R-HSA-205289 (Reactome) The cytoplasmic domain of KIT contains a bipartite kinase domain separated by 77 residues. The first part of the catalytic domain contains the ATP binding region while the second part contains an activation loop. Both parts of the domain have a number of possible autophosphorylation sites. In contrast to many other tyrosine kinases, autophosphorylation of the activation loop does not seem to be involved in the activation of the kinase activity nor it is required for full kinase activity (DiNitto et al. 2010). Instead, phosphorylation sites in the juxtamembrane region are important for activation of the kinase activity. The dimerized KIT acts as both enzyme and substrate for itself and autophosphorylates these specific tyrosine residues with in the kinases domains in trans as well as tyrosine residues outside the kinase domain. The resulting phosphotyrosine residues serve as docking sites for a number of signal transduction molecules containing Src-homology 2 (SH2) and phosphotyrosine-binding (PTB) domains. A majority of the autophosphorylation sites reside outside the kinase domain.
R-HSA-205306 (Reactome) The protein tyrosine phosphatase SHP-1 negatively regulates KIT signaling through binding to phosphorylated Y570. It is unclear whether SHP1 directly dephosphorylates KIT or elicits dephosphorylation of the receptor indirectly by dephosphorylating and inhibiting cytosolic PTKs that act on KIT. SHP-1 may also compete with and displace SFKs or other proteins that dock to phosphorylated Y570 (Kozlowski et al, 1998).

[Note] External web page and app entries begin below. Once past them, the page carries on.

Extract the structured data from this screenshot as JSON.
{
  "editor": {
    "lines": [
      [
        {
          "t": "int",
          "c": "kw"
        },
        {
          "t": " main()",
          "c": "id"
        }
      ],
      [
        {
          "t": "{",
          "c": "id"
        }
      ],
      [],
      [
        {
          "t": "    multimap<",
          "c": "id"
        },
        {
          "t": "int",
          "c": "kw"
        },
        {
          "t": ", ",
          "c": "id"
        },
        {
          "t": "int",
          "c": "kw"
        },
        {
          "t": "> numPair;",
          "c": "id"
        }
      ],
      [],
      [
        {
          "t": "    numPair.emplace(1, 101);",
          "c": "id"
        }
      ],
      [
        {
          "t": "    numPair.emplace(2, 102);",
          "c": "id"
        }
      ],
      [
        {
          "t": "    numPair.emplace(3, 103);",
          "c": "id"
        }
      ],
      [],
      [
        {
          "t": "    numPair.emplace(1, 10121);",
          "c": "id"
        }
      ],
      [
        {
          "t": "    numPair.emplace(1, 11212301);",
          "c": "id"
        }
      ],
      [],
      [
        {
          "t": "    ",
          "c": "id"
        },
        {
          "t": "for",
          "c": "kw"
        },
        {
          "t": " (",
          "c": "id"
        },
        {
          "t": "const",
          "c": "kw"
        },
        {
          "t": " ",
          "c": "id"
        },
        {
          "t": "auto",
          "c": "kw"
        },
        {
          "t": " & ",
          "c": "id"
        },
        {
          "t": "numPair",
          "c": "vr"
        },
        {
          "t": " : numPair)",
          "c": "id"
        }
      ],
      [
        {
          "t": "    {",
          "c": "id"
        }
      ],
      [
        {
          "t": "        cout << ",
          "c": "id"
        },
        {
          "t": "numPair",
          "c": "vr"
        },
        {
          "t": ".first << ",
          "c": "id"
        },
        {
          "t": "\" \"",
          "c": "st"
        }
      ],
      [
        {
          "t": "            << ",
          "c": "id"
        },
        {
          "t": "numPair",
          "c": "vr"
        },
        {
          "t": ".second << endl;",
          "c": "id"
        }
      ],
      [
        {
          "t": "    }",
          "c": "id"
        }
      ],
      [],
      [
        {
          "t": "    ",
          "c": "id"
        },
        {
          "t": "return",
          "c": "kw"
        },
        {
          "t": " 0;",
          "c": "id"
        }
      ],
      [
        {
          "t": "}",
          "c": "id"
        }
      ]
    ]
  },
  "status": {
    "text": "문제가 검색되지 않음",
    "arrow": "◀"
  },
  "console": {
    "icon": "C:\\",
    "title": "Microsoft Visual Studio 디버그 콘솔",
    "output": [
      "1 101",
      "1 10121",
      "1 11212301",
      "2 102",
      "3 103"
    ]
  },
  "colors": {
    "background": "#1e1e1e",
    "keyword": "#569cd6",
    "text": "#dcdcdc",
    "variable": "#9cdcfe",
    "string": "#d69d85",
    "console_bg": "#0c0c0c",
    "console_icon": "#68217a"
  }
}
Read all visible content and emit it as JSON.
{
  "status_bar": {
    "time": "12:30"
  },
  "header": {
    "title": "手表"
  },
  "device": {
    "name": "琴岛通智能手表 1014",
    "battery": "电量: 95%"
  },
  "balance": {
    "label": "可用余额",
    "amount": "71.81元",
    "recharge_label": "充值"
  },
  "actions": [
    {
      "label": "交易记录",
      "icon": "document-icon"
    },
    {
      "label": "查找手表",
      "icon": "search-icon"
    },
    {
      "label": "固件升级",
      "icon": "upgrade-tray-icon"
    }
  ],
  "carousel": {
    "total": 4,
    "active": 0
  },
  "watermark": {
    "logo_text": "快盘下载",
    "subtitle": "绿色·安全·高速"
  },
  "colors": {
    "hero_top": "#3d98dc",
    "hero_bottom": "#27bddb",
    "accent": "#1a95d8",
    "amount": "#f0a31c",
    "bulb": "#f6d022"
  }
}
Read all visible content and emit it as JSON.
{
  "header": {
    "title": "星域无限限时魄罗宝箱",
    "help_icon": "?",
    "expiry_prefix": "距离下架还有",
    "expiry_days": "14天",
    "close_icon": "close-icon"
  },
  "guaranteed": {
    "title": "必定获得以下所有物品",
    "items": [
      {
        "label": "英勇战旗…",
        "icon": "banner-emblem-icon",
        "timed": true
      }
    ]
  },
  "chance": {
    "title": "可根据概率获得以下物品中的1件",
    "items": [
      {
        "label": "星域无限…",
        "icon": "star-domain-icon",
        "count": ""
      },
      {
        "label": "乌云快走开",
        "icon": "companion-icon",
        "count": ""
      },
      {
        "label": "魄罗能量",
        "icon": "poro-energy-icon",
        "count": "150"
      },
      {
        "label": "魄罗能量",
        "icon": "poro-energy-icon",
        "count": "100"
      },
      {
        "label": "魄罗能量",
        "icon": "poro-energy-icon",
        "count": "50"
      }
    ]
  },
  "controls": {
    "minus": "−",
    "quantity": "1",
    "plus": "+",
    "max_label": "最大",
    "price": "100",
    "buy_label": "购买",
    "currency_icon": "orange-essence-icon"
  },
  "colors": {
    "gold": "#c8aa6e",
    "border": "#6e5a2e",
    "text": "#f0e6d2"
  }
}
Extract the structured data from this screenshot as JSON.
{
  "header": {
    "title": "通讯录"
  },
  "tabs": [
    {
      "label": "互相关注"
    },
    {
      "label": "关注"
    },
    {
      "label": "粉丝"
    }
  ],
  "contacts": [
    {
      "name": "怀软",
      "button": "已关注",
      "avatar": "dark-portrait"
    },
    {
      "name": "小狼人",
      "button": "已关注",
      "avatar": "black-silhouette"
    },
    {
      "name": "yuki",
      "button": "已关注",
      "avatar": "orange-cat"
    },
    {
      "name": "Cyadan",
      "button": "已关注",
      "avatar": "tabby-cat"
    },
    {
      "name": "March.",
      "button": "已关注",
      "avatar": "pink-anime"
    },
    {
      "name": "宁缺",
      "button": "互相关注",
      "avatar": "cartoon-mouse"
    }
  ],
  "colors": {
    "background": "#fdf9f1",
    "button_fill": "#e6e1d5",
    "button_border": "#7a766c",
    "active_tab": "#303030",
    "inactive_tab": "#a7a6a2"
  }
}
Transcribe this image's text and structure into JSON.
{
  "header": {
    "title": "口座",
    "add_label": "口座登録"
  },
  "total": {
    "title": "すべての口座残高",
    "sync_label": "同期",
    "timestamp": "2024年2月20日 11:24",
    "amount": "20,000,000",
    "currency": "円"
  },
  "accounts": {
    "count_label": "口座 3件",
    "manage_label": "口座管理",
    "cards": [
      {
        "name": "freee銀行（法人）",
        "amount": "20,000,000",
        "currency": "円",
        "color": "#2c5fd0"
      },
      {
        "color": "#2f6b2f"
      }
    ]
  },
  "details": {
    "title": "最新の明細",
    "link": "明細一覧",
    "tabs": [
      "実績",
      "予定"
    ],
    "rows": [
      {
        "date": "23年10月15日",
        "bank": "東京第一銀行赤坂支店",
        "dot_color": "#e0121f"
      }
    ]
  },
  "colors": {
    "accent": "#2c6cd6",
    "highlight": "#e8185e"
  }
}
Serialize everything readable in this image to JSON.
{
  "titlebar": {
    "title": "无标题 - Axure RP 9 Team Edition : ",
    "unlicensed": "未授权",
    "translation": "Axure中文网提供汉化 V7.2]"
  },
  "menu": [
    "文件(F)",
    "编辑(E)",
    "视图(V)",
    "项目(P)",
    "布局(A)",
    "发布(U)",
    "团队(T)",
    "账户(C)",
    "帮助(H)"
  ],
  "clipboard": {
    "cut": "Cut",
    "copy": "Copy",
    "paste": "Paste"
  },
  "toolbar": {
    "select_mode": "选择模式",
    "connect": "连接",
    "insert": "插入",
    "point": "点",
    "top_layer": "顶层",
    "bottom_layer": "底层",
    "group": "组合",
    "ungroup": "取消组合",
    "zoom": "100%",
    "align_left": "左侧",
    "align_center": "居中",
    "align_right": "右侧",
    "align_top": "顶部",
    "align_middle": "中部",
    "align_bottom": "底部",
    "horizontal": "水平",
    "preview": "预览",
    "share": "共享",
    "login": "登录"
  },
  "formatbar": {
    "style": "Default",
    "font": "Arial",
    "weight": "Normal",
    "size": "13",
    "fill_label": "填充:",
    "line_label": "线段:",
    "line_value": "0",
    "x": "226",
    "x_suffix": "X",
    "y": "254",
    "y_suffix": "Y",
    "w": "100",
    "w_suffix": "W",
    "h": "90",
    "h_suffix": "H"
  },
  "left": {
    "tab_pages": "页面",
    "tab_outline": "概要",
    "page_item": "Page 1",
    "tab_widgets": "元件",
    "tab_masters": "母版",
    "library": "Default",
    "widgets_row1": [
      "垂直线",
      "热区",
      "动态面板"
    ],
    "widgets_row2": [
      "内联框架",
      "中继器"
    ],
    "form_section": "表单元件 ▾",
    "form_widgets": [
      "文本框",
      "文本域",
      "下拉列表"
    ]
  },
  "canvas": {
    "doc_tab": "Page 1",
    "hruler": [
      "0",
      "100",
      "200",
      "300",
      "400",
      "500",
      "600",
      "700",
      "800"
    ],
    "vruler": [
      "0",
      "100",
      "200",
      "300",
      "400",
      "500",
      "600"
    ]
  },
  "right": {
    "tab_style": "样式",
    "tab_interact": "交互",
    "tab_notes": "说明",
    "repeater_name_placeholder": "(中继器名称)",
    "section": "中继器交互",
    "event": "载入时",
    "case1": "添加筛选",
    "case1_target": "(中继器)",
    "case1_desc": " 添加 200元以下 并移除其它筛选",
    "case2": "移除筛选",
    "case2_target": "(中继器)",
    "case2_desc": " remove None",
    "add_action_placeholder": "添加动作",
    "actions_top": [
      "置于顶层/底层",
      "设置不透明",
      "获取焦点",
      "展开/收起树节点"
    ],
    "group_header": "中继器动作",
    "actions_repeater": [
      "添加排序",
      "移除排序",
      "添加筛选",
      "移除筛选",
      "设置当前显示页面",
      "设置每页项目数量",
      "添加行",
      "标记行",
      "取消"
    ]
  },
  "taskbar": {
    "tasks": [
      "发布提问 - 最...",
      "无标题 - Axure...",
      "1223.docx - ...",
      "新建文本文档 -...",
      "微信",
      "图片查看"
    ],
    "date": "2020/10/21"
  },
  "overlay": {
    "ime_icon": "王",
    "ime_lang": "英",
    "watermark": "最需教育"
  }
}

R-HSA-205319 (Reactome) APS adapter protein has been identified as a KIT binding partner using yeast two-hybrid screening. APS contains a PH domain and an SH2 domain. The SH2 domain interacts with c-Kit phosphotyrosine residues Y568 and Y936 (Wollberg et al. 2003).
R-HSA-205321 (Reactome) Two human isoforms of KIT have been identified, resulting from alternative splicing. They are characterized by the presence or absence of a tetrapeptide sequence (GNNK 510-513 aa) in the extracellular part of the juxtamembrane region and designated GNNK+ (Kit) or GNNK- (KitA) (Piao et al. 1994). The isoforms are co-expressed in most tisuues, with the GNNK- form predominating (Reith et al. 1991). No difference in ligand affinity was observed (Caruana et al. 1999).
KIT belongs to the type III tyrosine kinase receptor family, with five extracellular immunoglobulin (Ig)-like domains, a single transmembrane region, an inhibitory cytoplasmic juxtamembrane domain, and a split cytoplasmic kinase domain separated by a kinase insert segment and a cytoplasmic tail (Mol et al. 2003).
Signaling by KIT occurs following SCF binding. SCF homodimers binds to the first three Ig-like domains of KIT in the regions between aa L104-D122 and R146-D153 (Mendiaz et al. 1996, Matous et al. 1996) which leads to dimerization which is further stabilized by Ig-like domains 3-4 (Yuzawa et al., 2007).